Google and Apple are increasingly bitter competitors, but with federal regulators on Friday approving Google’s $750 million purchase of the mobile advertising company AdMob, a thank-you note from Mountain View to Cupertino might be in order.
Surprising many observers who expected the deal to be blocked, the Federal Trade Commission will allow Google and AdMob to combine after a six-month investigation, despite its concerns about the loss of competition between what are now the two largest mobile advertising companies. The primary reason, the FTC said, was Apple’s acquisition in December of the third-largest mobile ad network, Quattro Wireless, and Apple’s subsequent launch of its own mobile ad network, iAd, as part of its iPhone applications package.
"The Commission has reason to believe that Apple will become a strong mobile advertising competitor," the FTC said in a statement on the AdMob deal. "Apple not only has extensive relationships with application developers and users, but also is able to offer targeted ads (heretofore a strength of AdMob) by leveraging proprietary user data gleaned from users of Apple devices."
The FTC said Apple’s actions "should mitigate the anticompetitive effects of Google’s AdMob acquisition," particularly with the potential for other mobile advertising competitors to emerge.

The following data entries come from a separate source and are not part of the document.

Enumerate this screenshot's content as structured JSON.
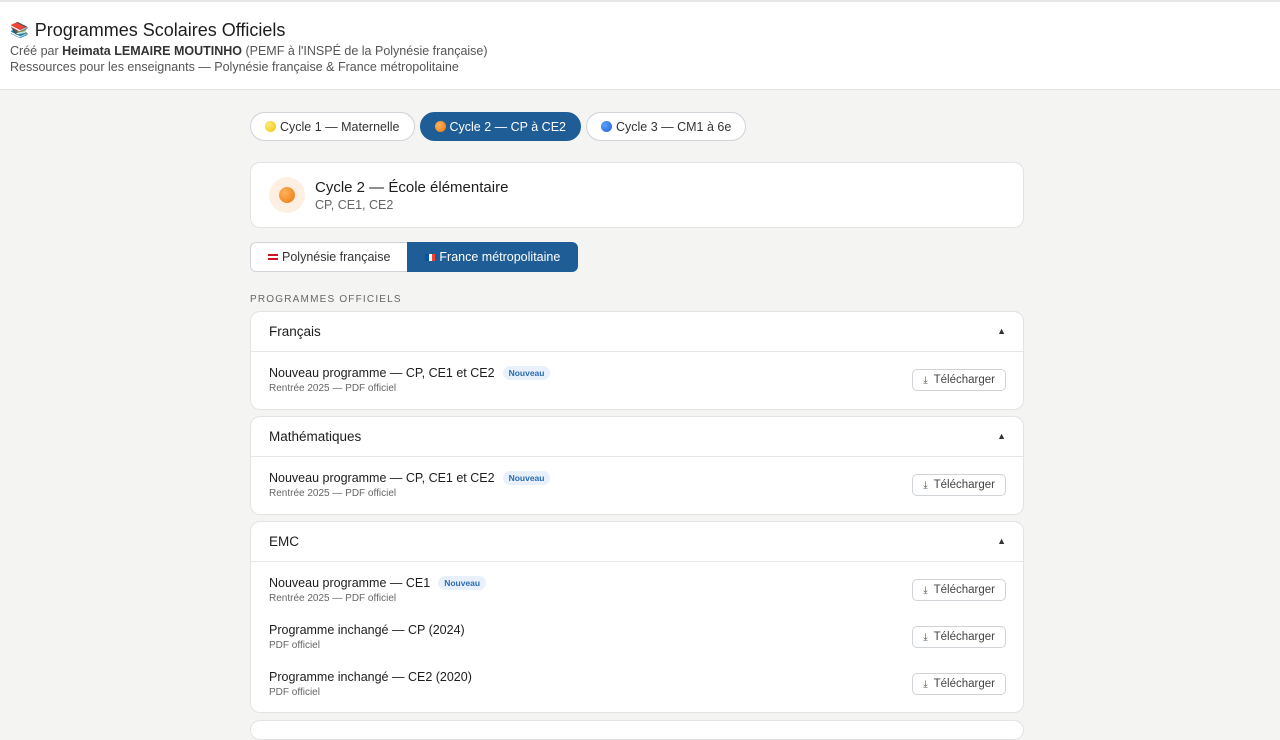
{
  "header": {
    "icon": "books-icon",
    "title": "Programmes Scolaires Officiels",
    "created_prefix": "Créé par ",
    "author": "Heimata LEMAIRE MOUTINHO",
    "created_suffix": " (PEMF à l'INSPÉ de la Polynésie française)",
    "resources": "Ressources pour les enseignants — Polynésie française & France métropolitaine"
  },
  "cycle_tabs": [
    {
      "label": "Cycle 1 — Maternelle",
      "icon": "yellow-dot-icon",
      "active": false
    },
    {
      "label": "Cycle 2 — CP à CE2",
      "icon": "orange-dot-icon",
      "active": true
    },
    {
      "label": "Cycle 3 — CM1 à 6e",
      "icon": "blue-dot-icon",
      "active": false
    }
  ],
  "cycle_card": {
    "title": "Cycle 2 — École élémentaire",
    "levels": "CP, CE1, CE2"
  },
  "region_tabs": [
    {
      "label": "Polynésie française",
      "icon": "polynesia-flag-icon",
      "active": false
    },
    {
      "label": "France métropolitaine",
      "icon": "france-flag-icon",
      "active": true
    }
  ],
  "section_label": "PROGRAMMES OFFICIELS",
  "download_label": "Télécharger",
  "new_badge": "Nouveau",
  "subjects": [
    {
      "title": "Français",
      "docs": [
        {
          "title": "Nouveau programme — CP, CE1 et CE2",
          "subtitle": "Rentrée 2025 — PDF officiel",
          "new": true
        }
      ]
    },
    {
      "title": "Mathématiques",
      "docs": [
        {
          "title": "Nouveau programme — CP, CE1 et CE2",
          "subtitle": "Rentrée 2025 — PDF officiel",
          "new": true
        }
      ]
    },
    {
      "title": "EMC",
      "docs": [
        {
          "title": "Nouveau programme — CE1",
          "subtitle": "Rentrée 2025 — PDF officiel",
          "new": true
        },
        {
          "title": "Programme inchangé — CP (2024)",
          "subtitle": "PDF officiel",
          "new": false
        },
        {
          "title": "Programme inchangé — CE2 (2020)",
          "subtitle": "PDF officiel",
          "new": false
        }
      ]
    }
  ],
  "colors": {
    "accent": "#1f5d96",
    "badge_text": "#2a6cb0",
    "badge_bg": "#e8f1fb"
  }
}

Analysts said the decision is a major business win for Google, giving the search giant a clear market lead in the nascent smartphone advertising market. But the 5-0 FTC vote drew strong protest from consumer advocates and persistent Google critics, some of whom questioned whether Google’s increasing spending on lobbying in Washington had contributed to the outcome.
"I’m really incredulous," said John Simpson of Consumer Watchdog. "What they are saying is the No. 1 and the No. 2 can combine, and it’s not a problem because there is a No. 3 over there that is now owned by Apple. I find that incomprehensible."

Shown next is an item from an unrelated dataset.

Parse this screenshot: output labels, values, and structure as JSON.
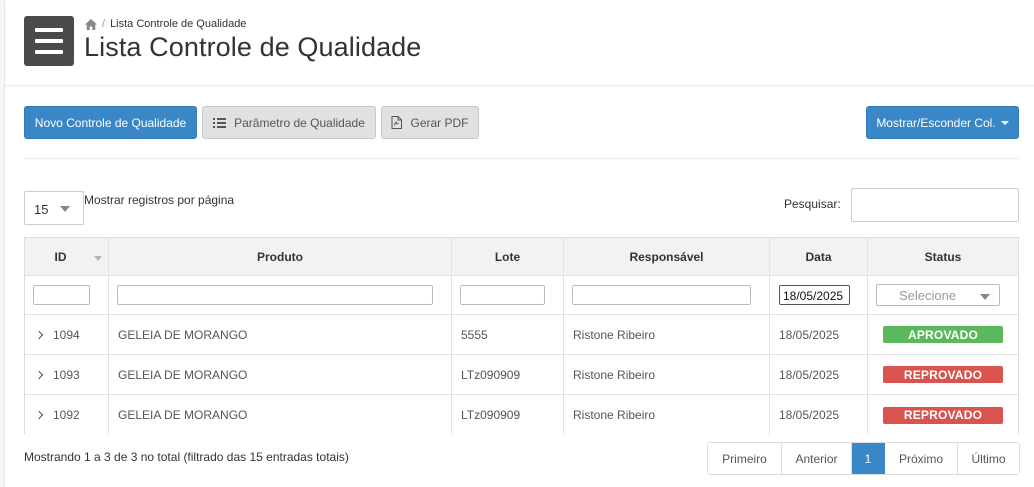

Others, however, said the FTC’s decision was proper given the fact that the young smartphone advertising market is so unformed. "I think on balance that this is a proper position, for the FTC to be very, very watchful and be suspicious but not to jump too quickly," said Bert Foer, president of the American Antitrust Institute, a nonprofit group that advocates for competition in business.

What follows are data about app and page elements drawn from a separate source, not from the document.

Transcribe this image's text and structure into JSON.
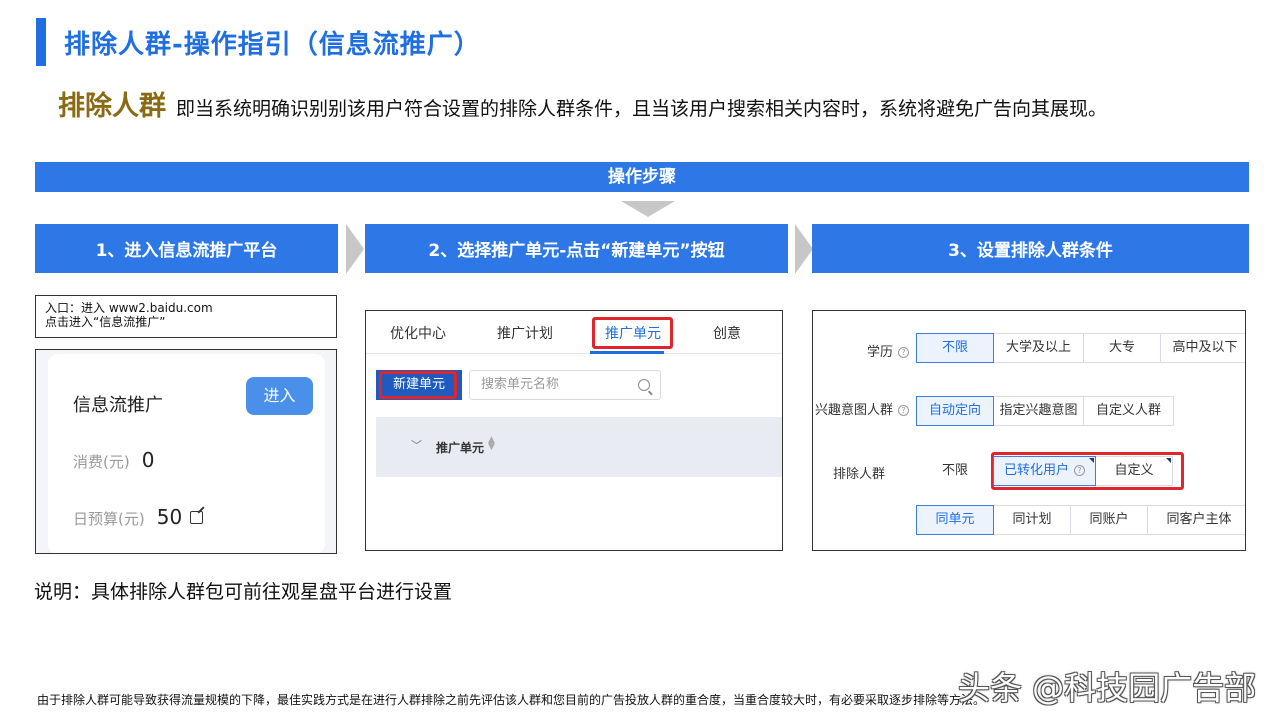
{
  "header": {
    "title": "排除人群-操作指引（信息流推广）",
    "definition_term": "排除人群",
    "definition_text": "即当系统明确识别别该用户符合设置的排除人群条件，且当该用户搜索相关内容时，系统将避免广告向其展现。"
  },
  "steps": {
    "banner": "操作步骤",
    "step1": "1、进入信息流推广平台",
    "step2": "2、选择推广单元-点击“新建单元”按钮",
    "step3": "3、设置排除人群条件"
  },
  "panel1": {
    "entry_line1": "入口：进入 www2.baidu.com",
    "entry_line2": "点击进入“信息流推广”",
    "card_title": "信息流推广",
    "enter_button": "进入",
    "spend_label": "消费(元)",
    "spend_value": "0",
    "budget_label": "日预算(元)",
    "budget_value": "50"
  },
  "panel2": {
    "tabs": [
      "优化中心",
      "推广计划",
      "推广单元",
      "创意"
    ],
    "active_tab": "推广单元",
    "new_unit_button": "新建单元",
    "search_placeholder": "搜索单元名称",
    "column_header": "推广单元"
  },
  "panel3": {
    "education": {
      "label": "学历",
      "options": [
        "不限",
        "大学及以上",
        "大专",
        "高中及以下"
      ],
      "selected": "不限"
    },
    "interest": {
      "label": "兴趣意图人群",
      "options": [
        "自动定向",
        "指定兴趣意图",
        "自定义人群"
      ],
      "selected": "自动定向"
    },
    "exclude": {
      "label": "排除人群",
      "options": [
        "不限",
        "已转化用户",
        "自定义"
      ],
      "selected": "已转化用户"
    },
    "scope": {
      "options": [
        "同单元",
        "同计划",
        "同账户",
        "同客户主体"
      ],
      "selected": "同单元"
    }
  },
  "footer": {
    "note": "说明：具体排除人群包可前往观星盘平台进行设置",
    "footnote": "由于排除人群可能导致获得流量规模的下降，最佳实践方式是在进行人群排除之前先评估该人群和您目前的广告投放人群的重合度，当重合度较大时，有必要采取逐步排除等方法。",
    "watermark": "头条 @科技园广告部"
  },
  "colors": {
    "primary": "#2d78e6",
    "title": "#1f6fe0",
    "term": "#8a6a12",
    "highlight": "#e0262b"
  }
}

Apple, Foer said, could turn out to be a bigger threat to mobile advertising competition, if the company were to follow through on the fears of many and use its control over developer license agreements to prevent them from writing applications for competitors like Google’s Android or Research In Motion’s BlackBerry.
If that were to happen, "chances are you’ll end up with a duopoly," Foer said. "You’ll have Apple and you’ll have Google, and it becomes too difficult for developers to write for additional platforms. Then it becomes too difficult for additional ad platforms to develop."
Google on Thursday announced that it has seen worldwide activations of Android smartphones balloon to more than 100,000 a day, from about 30,000 at the end of 2009, one measure of the importance of the AdMob decision.
The FTC decision "is great for Google," said Karsten Weide, an analyst with the research firm IDC who follows online advertising. "In terms of revenue, market share, audience reach and traffic and all those things, it’s going to put Google in a market leadership position."
Google said it hoped to close the AdMob deal in the "coming weeks."
"The decision is great news for the mobile advertising ecosystem as a whole," Susan Wojcicki, Google vice president of product management said in a writtenstatement. "This was reflected in the widespread industry support for our
Indeed, the FTC reached out to many Silicon Valley mobile software developers sometimes under subpoena in recent weeks to quiz them about the impact of the AdMob deal.
Chika Watanabe, vice president for business development with Mountain View-based Echofon, which writes software applications for the iPhone but not Android, said she spent at least five hours on the phone with FTC lawyers, arguing that the Google-AdMob deal could be an important counterbalance for Apple.
"The industry is just morphing so quickly," she said Friday, adding that with the approval of the deal, "the counterbalance is there" for Apple.
Many other developers, Watanabe said, made a similar argument to the government. "As a whole, maybe we had influence on their decision," she said.
Contact Mike Swift at 408-271-3648 or [email protected]. Follow him at Twitter.com/swiftstories .